A little R-E-S-P-E-C-T
Show them how to be respectful of other people doing the new activity. Like being respectful of sportsmen and women by speaking quietly (and not dancing wildly to your own special version of Bruno Mars songs), being aware of the space you and your gear take up, looking for others before casting, and politely acknowledging unsolicited fishing advice from seasoned experts. And of course, show respect for the natural world and how to be a good custodian of our planet. Being quick and gentle with the fish while removing the hook, being thoughtful about what hook you use, not chucking them like a football into the water when you’re done, all things P had to learn.
You don’t have to know how to do the thing or activity to teach your children persistence. Learning to fish has presented one opportunity after another to learn about sticking with it even when things get tough. We had lots of learning moments from tangled fishing line, digging deeper than deep to find worms to use for bait, and learning to set the hook when the fish nibbles on your worm. His biggest test of perseverance happened on our hike to a mountain lake at a staggering (literally) 12,000 feet. For flatlanders like us, the trail was tough- steep, rocky, and much longer than we anticipated. P wanted to give up, but he pushed through it because he knew the fish were waiting at the end of the trail.

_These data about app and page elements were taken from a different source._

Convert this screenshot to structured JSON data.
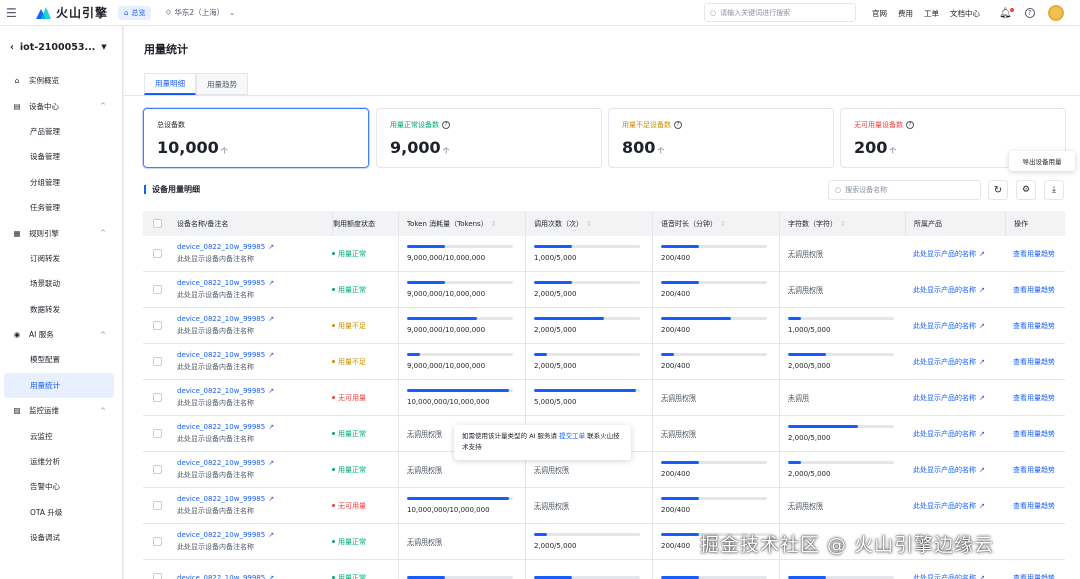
{
  "topbar": {
    "brand": "火山引擎",
    "home": "总览",
    "region": "华东2（上海）",
    "search_placeholder": "请输入关键词进行搜索",
    "links": [
      "官网",
      "费用",
      "工单",
      "文档中心"
    ]
  },
  "sidebar": {
    "project": "iot-2100053...",
    "items": [
      {
        "label": "实例概览",
        "type": "group",
        "icon": "home-icon"
      },
      {
        "label": "设备中心",
        "type": "group",
        "icon": "device-icon",
        "caret": "^"
      },
      {
        "label": "产品管理",
        "type": "sub"
      },
      {
        "label": "设备管理",
        "type": "sub"
      },
      {
        "label": "分组管理",
        "type": "sub"
      },
      {
        "label": "任务管理",
        "type": "sub"
      },
      {
        "label": "规则引擎",
        "type": "group",
        "icon": "rule-icon",
        "caret": "^"
      },
      {
        "label": "订阅转发",
        "type": "sub"
      },
      {
        "label": "场景联动",
        "type": "sub"
      },
      {
        "label": "数据转发",
        "type": "sub"
      },
      {
        "label": "AI 服务",
        "type": "group",
        "icon": "ai-icon",
        "caret": "^"
      },
      {
        "label": "模型配置",
        "type": "sub"
      },
      {
        "label": "用量统计",
        "type": "sub",
        "active": true
      },
      {
        "label": "监控运维",
        "type": "group",
        "icon": "monitor-icon",
        "caret": "^"
      },
      {
        "label": "云监控",
        "type": "sub"
      },
      {
        "label": "运维分析",
        "type": "sub"
      },
      {
        "label": "告警中心",
        "type": "sub"
      },
      {
        "label": "OTA 升级",
        "type": "sub"
      },
      {
        "label": "设备调试",
        "type": "sub"
      }
    ]
  },
  "page": {
    "title": "用量统计",
    "tabs": [
      "用量明细",
      "用量趋势"
    ],
    "active_tab": 0
  },
  "stats": [
    {
      "label": "总设备数",
      "value": "10,000",
      "unit": "个",
      "color": "#1d2129"
    },
    {
      "label": "用量正常设备数",
      "value": "9,000",
      "unit": "个",
      "color": "#00a870"
    },
    {
      "label": "用量不足设备数",
      "value": "800",
      "unit": "个",
      "color": "#c98f00"
    },
    {
      "label": "无可用量设备数",
      "value": "200",
      "unit": "个",
      "color": "#f53f3f"
    }
  ],
  "export_tooltip": "导出设备用量",
  "section": {
    "title": "设备用量明细",
    "search_placeholder": "搜索设备名称"
  },
  "table": {
    "headers": [
      "设备名称/备注名",
      "剩用额度状态",
      "Token 消耗量（Tokens）",
      "调用次数（次）",
      "语音时长（分钟）",
      "字符数（字符）",
      "所属产品",
      "操作"
    ],
    "rows": [
      {
        "name": "device_0822_10w_99985",
        "note": "此处显示设备内备注名称",
        "status": "用量正常",
        "status_color": "#00a870",
        "token": {
          "pct": 0.36,
          "text": "9,000,000/10,000,000"
        },
        "calls": {
          "pct": 0.36,
          "text": "1,000/5,000"
        },
        "voice": {
          "pct": 0.36,
          "text": "200/400"
        },
        "chars": {
          "na": "无调用权限"
        },
        "product": "此处显示产品的名称",
        "action": "查看用量趋势"
      },
      {
        "name": "device_0822_10w_99985",
        "note": "此处显示设备内备注名称",
        "status": "用量正常",
        "status_color": "#00a870",
        "token": {
          "pct": 0.36,
          "text": "9,000,000/10,000,000"
        },
        "calls": {
          "pct": 0.36,
          "text": "2,000/5,000"
        },
        "voice": {
          "pct": 0.36,
          "text": "200/400"
        },
        "chars": {
          "na": "无调用权限"
        },
        "product": "此处显示产品的名称",
        "action": "查看用量趋势"
      },
      {
        "name": "device_0822_10w_99985",
        "note": "此处显示设备内备注名称",
        "status": "用量不足",
        "status_color": "#c98f00",
        "token": {
          "pct": 0.66,
          "text": "9,000,000/10,000,000"
        },
        "calls": {
          "pct": 0.66,
          "text": "2,000/5,000"
        },
        "voice": {
          "pct": 0.66,
          "text": "200/400"
        },
        "chars": {
          "pct": 0.12,
          "text": "1,000/5,000"
        },
        "product": "此处显示产品的名称",
        "action": "查看用量趋势"
      },
      {
        "name": "device_0822_10w_99985",
        "note": "此处显示设备内备注名称",
        "status": "用量不足",
        "status_color": "#c98f00",
        "token": {
          "pct": 0.12,
          "text": "9,000,000/10,000,000"
        },
        "calls": {
          "pct": 0.12,
          "text": "2,000/5,000"
        },
        "voice": {
          "pct": 0.12,
          "text": "200/400"
        },
        "chars": {
          "pct": 0.36,
          "text": "2,000/5,000"
        },
        "product": "此处显示产品的名称",
        "action": "查看用量趋势"
      },
      {
        "name": "device_0822_10w_99985",
        "note": "此处显示设备内备注名称",
        "status": "无可用量",
        "status_color": "#f53f3f",
        "token": {
          "pct": 0.96,
          "text": "10,000,000/10,000,000"
        },
        "calls": {
          "pct": 0.96,
          "text": "5,000/5,000"
        },
        "voice": {
          "na": "无调用权限"
        },
        "chars": {
          "na": "未调用"
        },
        "product": "此处显示产品的名称",
        "action": "查看用量趋势"
      },
      {
        "name": "device_0822_10w_99985",
        "note": "此处显示设备内备注名称",
        "status": "用量正常",
        "status_color": "#00a870",
        "token": {
          "na": "无调用权限"
        },
        "calls": {
          "na": ""
        },
        "voice": {
          "na": "无调用权限"
        },
        "chars": {
          "pct": 0.66,
          "text": "2,000/5,000"
        },
        "product": "此处显示产品的名称",
        "action": "查看用量趋势"
      },
      {
        "name": "device_0822_10w_99985",
        "note": "此处显示设备内备注名称",
        "status": "用量正常",
        "status_color": "#00a870",
        "token": {
          "na": "无调用权限"
        },
        "calls": {
          "na": "无调用权限"
        },
        "voice": {
          "pct": 0.36,
          "text": "200/400"
        },
        "chars": {
          "pct": 0.12,
          "text": "2,000/5,000"
        },
        "product": "此处显示产品的名称",
        "action": "查看用量趋势"
      },
      {
        "name": "device_0822_10w_99985",
        "note": "此处显示设备内备注名称",
        "status": "无可用量",
        "status_color": "#f53f3f",
        "token": {
          "pct": 0.96,
          "text": "10,000,000/10,000,000"
        },
        "calls": {
          "na": "无调用权限"
        },
        "voice": {
          "pct": 0.36,
          "text": "200/400"
        },
        "chars": {
          "na": "无调用权限"
        },
        "product": "此处显示产品的名称",
        "action": "查看用量趋势"
      },
      {
        "name": "device_0822_10w_99985",
        "note": "此处显示设备内备注名称",
        "status": "用量正常",
        "status_color": "#00a870",
        "token": {
          "na": "无调用权限"
        },
        "calls": {
          "pct": 0.12,
          "text": "2,000/5,000"
        },
        "voice": {
          "pct": 0.36,
          "text": "200/400"
        },
        "chars": {
          "na": ""
        },
        "product": "",
        "action": ""
      },
      {
        "name": "device_0822_10w_99985",
        "note": "",
        "status": "用量正常",
        "status_color": "#00a870",
        "token": {
          "pct": 0.36,
          "text": ""
        },
        "calls": {
          "pct": 0.36,
          "text": ""
        },
        "voice": {
          "pct": 0.36,
          "text": ""
        },
        "chars": {
          "pct": 0.36,
          "text": ""
        },
        "product": "此处显示产品的名称",
        "action": "查看用量趋势"
      }
    ]
  },
  "ai_tooltip": {
    "text1": "如需使用该计量类型的 AI 服务请",
    "link": "提交工单",
    "text2": "联系火山技术支持"
  },
  "watermark": "掘金技术社区 @ 火山引擎边缘云"
}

None of those things came easily, and some of them still don’t, but we continued to reinforce that he could do it, stick with it, persevere. And he did.
Classes and Events

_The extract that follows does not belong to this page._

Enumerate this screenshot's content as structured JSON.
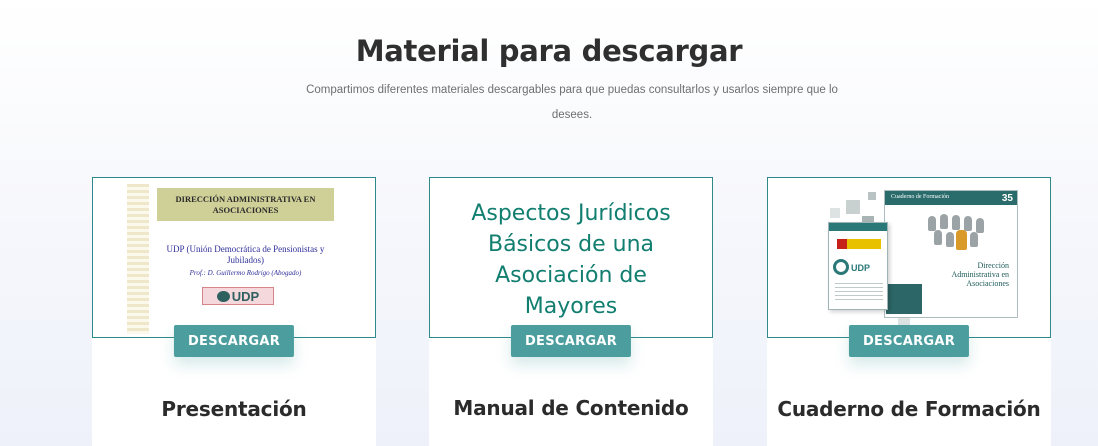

Chances are, somebody somewhere is teaching about whatever it is that your children are into. We took P to the annual fishing event at the Wildlife Sanctuary and fishing programs at Wisconsin State Parks. This summer we went to the Izaac Walton League’s event to learn how to fly fish. Once you start looking for opportunities you’ll probably find more than you can go to.
My favorite part of supporting P in his fishing endeavor is being there. If the kid could drive he’d be a totally self-sufficient fisherman. For now, I’m happy to drive him to the lake so he can fish his heart out. If I’m honest, I’m mostly there for first aid and it gives me plenty of time to catch up on my reading…and to think about how I can help him in his new passion- flying model airplanes. Stay tuned!